I am with Kerouac, my non-practicing Catholic colleague. I have to ask Why, although I never get a satisfactory answer. When I took psychedelics, I looked for truth more than happiness. If I had to choose between them, I think I would go with the truth, even though it turned out to be weird and disturbing. I would rather have it all, that is, feel good about life, embrace it in all its inexplicable flaw, and also keep trying to figure it out. Probably impossible, but that’s my goal.

How Buddhism Makes You Kinder

Retirement has forced me to reconsider my doubts about whether meditation makes you more enjoyable. As I said in my last article, meditation and other spiritual practices can help you savor every moment, no matter how tedious or boring, for itself. A side effect of this perspective is seeing everyone as an end in themselves. Even those who annoy, annoy or infuriate you (unwanted calls, car salesmen, rude students) deserve your respect at the very least.

I felt this feeling on the first day of my return from retirement. Veterans warned me that returning, especially to a noisy city, would be shocking. But I was fine, more than fine. On my first evening at home, I strolled along the Hudson on a boardwalk crowded with people of all ages and ethnicities. I found everyone, even the conceited young men strutting, fascinating, funny, adorable.

There is a downside to this hyper-appreciation. When I meet someone who is clearly in pain, like a homeless man with swollen legs and diabetes, it is more difficult than before to coldly ignore them. But what should I do? It is one thing to feel compassion, but when and how should you act on it? Should I volunteer at the homeless shelter down the street? Give half of my salary to the poor? Fortunately, my compassion is superficial, so I probably won’t have to make those difficult choices.

How Buddhism Makes You Mean

And that brings me to my last point. Obviously, not all Buddhists act like saints. Some so-called enlightened teachers act like fools or worse. I have an idea why. During the retreat, I became dissociated from my thoughts and emotions, a condition I call laziness. I am normally quite anxious, but my anxiety has eased. He couldn’t get hold of me. It was great, because fear hardens my softness, it prevents me from grokker at the moment. To be fearless is to be free. Law?

But fear also has a social function. It prevents us from acting badly towards others, because we fear disapproval or social punishment, or simply the sting of conscience. sociopaths lack of fear. The ethical precepts of Buddhism – righteous speech, righteous deed and so on – are intended to prevent released practitioners from becoming intrepid nihilistic morons. But some people, freed from fear by Buddhist practice, become morons anyway.
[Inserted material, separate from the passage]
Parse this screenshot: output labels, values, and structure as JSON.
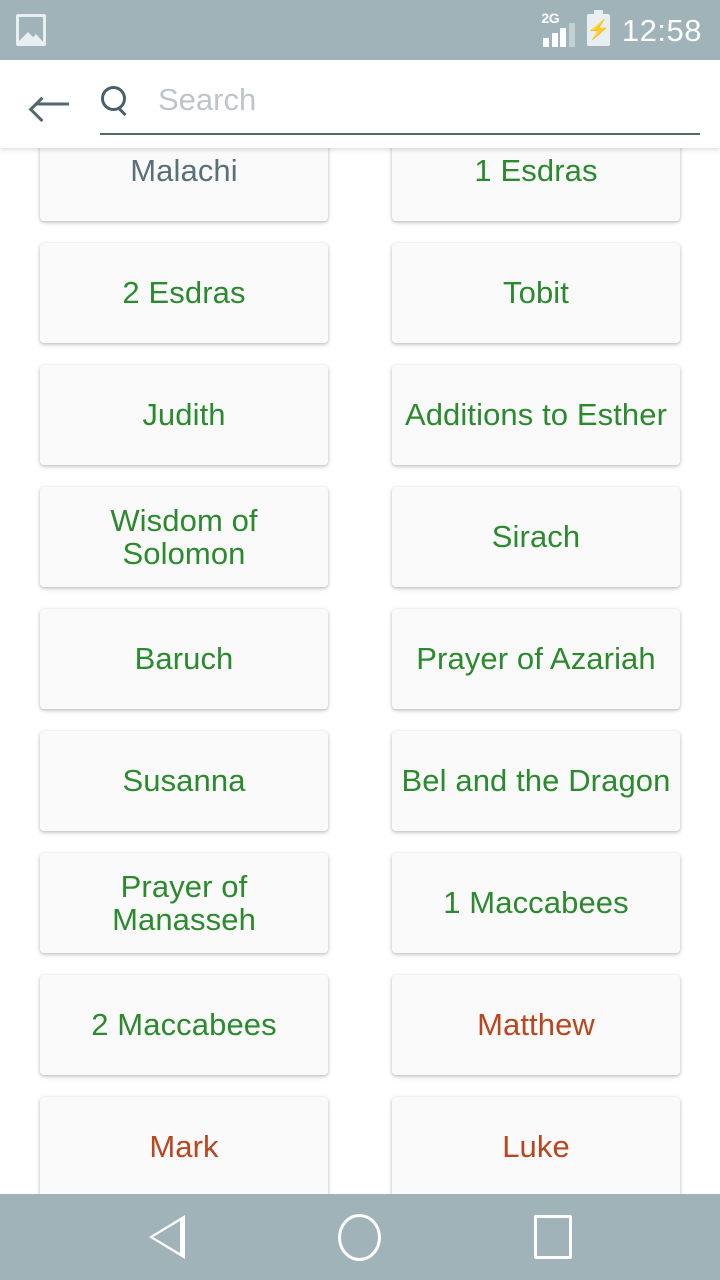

Your innate temperament can determine how you respond to fearless awakening. If you have a strong predisposition for empathy and compassion, you become a good guru, a bodhisattva, who cares about others. If you have an innate desire for sex and power, if you love to play with people, you become a bad guru, de Sade in saffron robes. Enlightenment, from this perspective, might not transform us as much as we would like. First there is an asshole, then there is no asshole, then there is.

I’m still glad I retired. It was one of the most meaningful experiences I have ever had, although I am not sure what it means.
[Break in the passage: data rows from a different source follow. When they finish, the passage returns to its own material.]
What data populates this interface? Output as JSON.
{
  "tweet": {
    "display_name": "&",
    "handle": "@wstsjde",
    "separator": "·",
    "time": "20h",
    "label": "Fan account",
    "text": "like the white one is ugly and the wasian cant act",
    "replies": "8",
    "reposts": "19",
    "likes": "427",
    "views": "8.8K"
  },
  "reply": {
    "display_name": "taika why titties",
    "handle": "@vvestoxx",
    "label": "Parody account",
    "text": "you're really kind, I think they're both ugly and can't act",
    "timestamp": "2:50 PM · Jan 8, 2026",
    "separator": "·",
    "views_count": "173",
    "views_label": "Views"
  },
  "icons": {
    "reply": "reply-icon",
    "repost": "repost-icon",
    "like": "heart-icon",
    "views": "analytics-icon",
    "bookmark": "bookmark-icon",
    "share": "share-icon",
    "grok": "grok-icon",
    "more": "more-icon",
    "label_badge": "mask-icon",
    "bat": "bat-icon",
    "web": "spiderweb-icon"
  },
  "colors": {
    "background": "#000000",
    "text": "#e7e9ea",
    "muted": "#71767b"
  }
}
Further reading:

Buddhist critic goes on silent Buddhist retreat

Can Buddhism Save Us?

Does Buddhism Give Us Answers Or Questions?

Why don’t I dig into Buddhism.

Meta-meditation: a skeptic meditates on meditation

Can meditation make us kinder?

Research on TM and other forms of meditation stinks.

The strangeness of the strangeness

How does it feel to be awake?

What should we do with our visions of Heaven and Hell?

Was Wittgenstein a mystic?

Yes, make psychedelics available legally, but remember the risks

Meta-Post: Horgan Posts on Psychedelics

Rational mysticism: spirituality meets science in the search for enlightenment